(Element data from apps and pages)
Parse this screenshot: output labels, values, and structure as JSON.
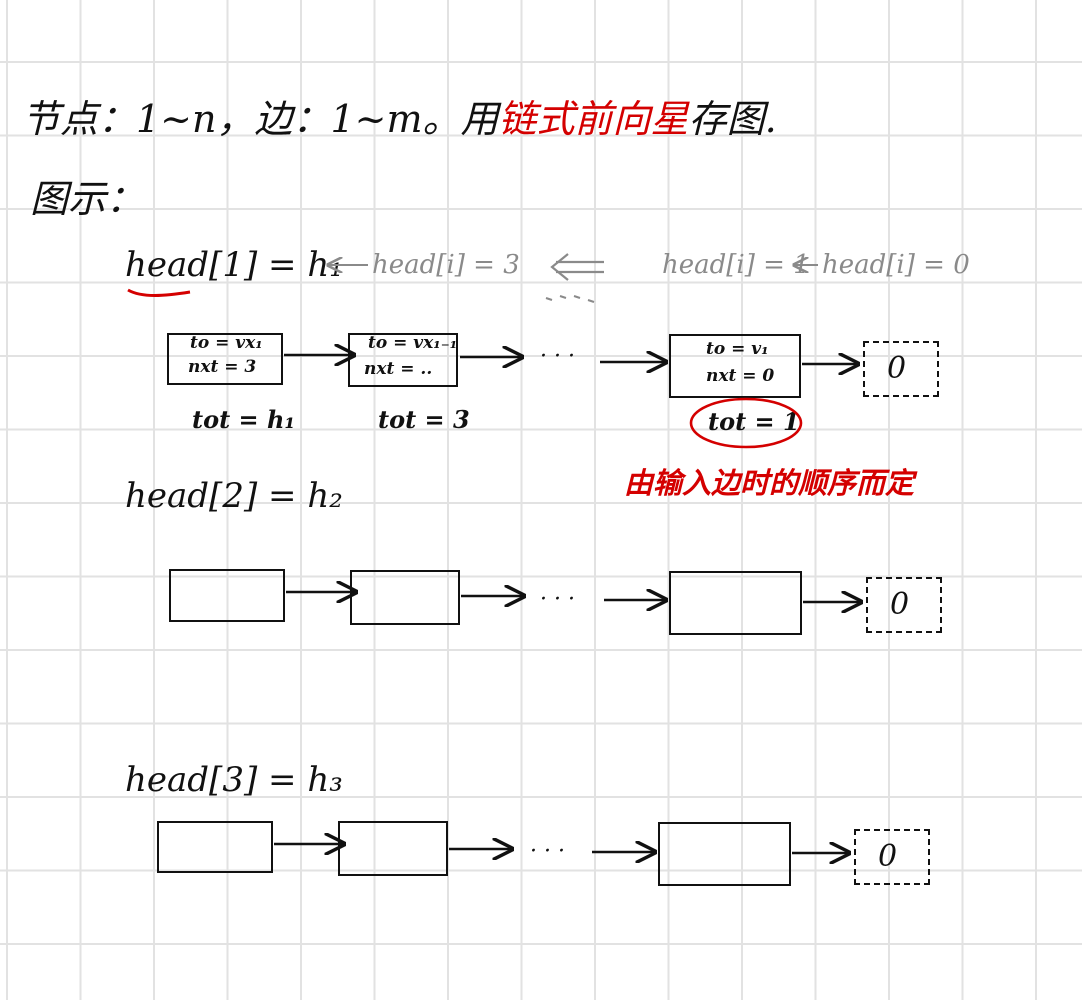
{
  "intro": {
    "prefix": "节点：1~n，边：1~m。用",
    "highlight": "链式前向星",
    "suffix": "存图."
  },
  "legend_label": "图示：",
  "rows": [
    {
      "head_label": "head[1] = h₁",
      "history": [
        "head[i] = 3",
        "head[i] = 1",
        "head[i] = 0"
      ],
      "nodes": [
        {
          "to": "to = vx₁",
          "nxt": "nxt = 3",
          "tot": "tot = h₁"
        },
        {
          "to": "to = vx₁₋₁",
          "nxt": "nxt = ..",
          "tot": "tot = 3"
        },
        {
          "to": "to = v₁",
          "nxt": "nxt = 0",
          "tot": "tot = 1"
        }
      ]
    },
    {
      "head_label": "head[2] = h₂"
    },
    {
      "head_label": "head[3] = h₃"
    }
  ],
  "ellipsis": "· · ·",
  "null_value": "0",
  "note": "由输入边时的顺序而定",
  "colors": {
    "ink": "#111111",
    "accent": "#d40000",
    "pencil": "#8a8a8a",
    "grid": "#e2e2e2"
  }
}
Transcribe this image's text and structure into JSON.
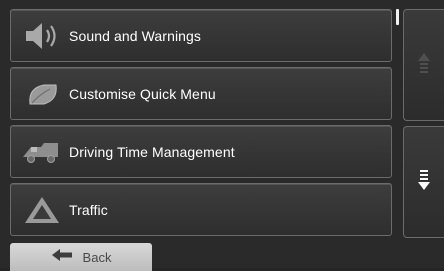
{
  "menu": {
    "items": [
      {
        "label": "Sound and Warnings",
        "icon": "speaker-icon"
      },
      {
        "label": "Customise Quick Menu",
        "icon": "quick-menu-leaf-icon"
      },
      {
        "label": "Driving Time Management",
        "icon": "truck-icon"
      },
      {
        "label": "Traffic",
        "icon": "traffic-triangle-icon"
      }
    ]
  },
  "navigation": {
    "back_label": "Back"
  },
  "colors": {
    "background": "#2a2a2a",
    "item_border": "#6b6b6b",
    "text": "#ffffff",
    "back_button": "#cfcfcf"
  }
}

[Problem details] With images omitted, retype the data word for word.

[Problem solution]
Parse this screenshot: output labels, values, and structure as JSON.
{
  "intro": {
    "prefix": "节点：1~n，边：1~m。用",
    "highlight": "链式前向星",
    "suffix": "存图."
  },
  "legend_label": "图示：",
  "rows": [
    {
      "head_label": "head[1] = h₁",
      "history": [
        "head[i] = 3",
        "head[i] = 1",
        "head[i] = 0"
      ],
      "nodes": [
        {
          "to": "to = vx₁",
          "nxt": "nxt = 3",
          "tot": "tot = h₁"
        },
        {
          "to": "to = vx₁₋₁",
          "nxt": "nxt = ..",
          "tot": "tot = 3"
        },
        {
          "to": "to = v₁",
          "nxt": "nxt = 0",
          "tot": "tot = 1"
        }
      ]
    },
    {
      "head_label": "head[2] = h₂"
    },
    {
      "head_label": "head[3] = h₃"
    }
  ],
  "ellipsis": "· · ·",
  "null_value": "0",
  "note": "由输入边时的顺序而定",
  "colors": {
    "ink": "#111111",
    "accent": "#d40000",
    "pencil": "#8a8a8a",
    "grid": "#e2e2e2"
  }
}
Transcribe this image's text and structure into JSON.
{
  "menu": {
    "items": [
      {
        "label": "Sound and Warnings",
        "icon": "speaker-icon"
      },
      {
        "label": "Customise Quick Menu",
        "icon": "quick-menu-leaf-icon"
      },
      {
        "label": "Driving Time Management",
        "icon": "truck-icon"
      },
      {
        "label": "Traffic",
        "icon": "traffic-triangle-icon"
      }
    ]
  },
  "navigation": {
    "back_label": "Back"
  },
  "colors": {
    "background": "#2a2a2a",
    "item_border": "#6b6b6b",
    "text": "#ffffff",
    "back_button": "#cfcfcf"
  }
}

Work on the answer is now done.